Medicines such as Botox, diazepam or baclofen may be able to help relax stiff or overactive muscles, reducing pain and improving mobility. Medicines may be given as tablets, injections or via surgically implanted pumps.
There are special braces to help with muscle imbalance, and surgery and mechanical aids to help overcome other impairments. Medicines may be needed for epilepsy, pain, sleep or eating disorders due to the cerebral palsy.
There are also experts who can help with learning, communication and emotional issues that are often experienced by people with cerebral palsy.
For more information on the different treatments for cerebral palsy, visit the Cerebral Palsy Alliance website.
Particular issues for adults
Adults with cerebral palsy who work may find that their working conditions need to be adapted, with flexible hours, more rest time and changes to the physical environment. Mobility can be an issue, especially in transferring from one place to another, such as from bed to sitting. An assessment of the environment by an occupational therapist may help enable a person to get around any disabling issues.
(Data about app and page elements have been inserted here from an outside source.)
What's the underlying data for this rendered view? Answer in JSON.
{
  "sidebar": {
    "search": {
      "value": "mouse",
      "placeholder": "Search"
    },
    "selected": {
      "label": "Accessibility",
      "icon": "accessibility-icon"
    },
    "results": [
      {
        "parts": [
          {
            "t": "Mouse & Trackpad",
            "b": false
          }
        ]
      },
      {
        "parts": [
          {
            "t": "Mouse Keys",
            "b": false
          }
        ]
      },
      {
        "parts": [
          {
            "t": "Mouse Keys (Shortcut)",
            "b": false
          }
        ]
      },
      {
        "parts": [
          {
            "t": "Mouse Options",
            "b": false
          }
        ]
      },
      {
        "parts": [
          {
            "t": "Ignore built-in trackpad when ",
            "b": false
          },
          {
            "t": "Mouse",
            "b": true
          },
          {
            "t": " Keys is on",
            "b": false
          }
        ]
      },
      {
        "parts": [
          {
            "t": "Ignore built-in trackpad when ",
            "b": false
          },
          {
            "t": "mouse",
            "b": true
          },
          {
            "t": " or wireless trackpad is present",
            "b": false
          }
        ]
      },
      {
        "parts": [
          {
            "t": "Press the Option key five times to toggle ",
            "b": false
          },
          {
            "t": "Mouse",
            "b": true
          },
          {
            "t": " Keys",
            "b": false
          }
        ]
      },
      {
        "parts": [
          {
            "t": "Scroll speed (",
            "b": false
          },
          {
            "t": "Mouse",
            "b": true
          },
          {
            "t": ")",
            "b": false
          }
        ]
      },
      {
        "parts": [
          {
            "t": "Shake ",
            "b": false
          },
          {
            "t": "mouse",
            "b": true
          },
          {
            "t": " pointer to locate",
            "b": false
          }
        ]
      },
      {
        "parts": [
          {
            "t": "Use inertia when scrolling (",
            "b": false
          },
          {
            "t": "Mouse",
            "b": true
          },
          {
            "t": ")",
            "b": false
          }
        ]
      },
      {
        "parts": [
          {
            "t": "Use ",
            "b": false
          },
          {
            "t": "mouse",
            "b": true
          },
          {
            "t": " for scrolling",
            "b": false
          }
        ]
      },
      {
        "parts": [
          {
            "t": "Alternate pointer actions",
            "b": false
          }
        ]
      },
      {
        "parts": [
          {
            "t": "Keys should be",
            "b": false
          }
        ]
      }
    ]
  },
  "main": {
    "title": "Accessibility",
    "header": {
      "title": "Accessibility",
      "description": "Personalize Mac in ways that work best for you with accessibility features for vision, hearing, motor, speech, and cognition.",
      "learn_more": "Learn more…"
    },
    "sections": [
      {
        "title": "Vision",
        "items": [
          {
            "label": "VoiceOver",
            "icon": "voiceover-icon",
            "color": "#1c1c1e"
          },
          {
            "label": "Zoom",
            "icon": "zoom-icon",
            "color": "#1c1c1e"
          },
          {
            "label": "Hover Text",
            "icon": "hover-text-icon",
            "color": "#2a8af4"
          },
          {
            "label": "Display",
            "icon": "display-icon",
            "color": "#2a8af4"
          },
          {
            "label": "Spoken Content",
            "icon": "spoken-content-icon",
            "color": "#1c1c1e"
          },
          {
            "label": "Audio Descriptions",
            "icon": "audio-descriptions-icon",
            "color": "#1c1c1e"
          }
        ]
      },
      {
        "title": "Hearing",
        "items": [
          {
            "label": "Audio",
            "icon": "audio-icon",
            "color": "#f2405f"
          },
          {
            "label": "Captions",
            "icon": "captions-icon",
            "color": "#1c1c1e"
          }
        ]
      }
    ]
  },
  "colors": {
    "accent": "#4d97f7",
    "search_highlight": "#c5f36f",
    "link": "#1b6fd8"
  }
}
Sexual function can also be an issue. Find out more about sex and disability.
Can cerebral palsy be prevented?
There is still no way to prevent cerebral palsy. However, making it law to wear seatbelts and use pool fencing and giving rubella vaccinations have all brought the rate of cerebral palsy down in Australia.
Sometimes babies who are at high risk of cerebral palsy may receive medications or be treated with cooling therapy to reduce the risk or severity of the condition.
Resources and support
The Cerebral Palsy Alliance provides therapies, life skill programs, equipment and support for people with cerebral palsy and their families.
Do you prefer another languages to English? The Cerebral Palsy Alliance offers translated information about cerebral palsy and related health conditions, support services and assistive technology, as well as early childhood intervention.
Learn more here about the development and quality assurance of healthdirect content.
Last reviewed: October 2020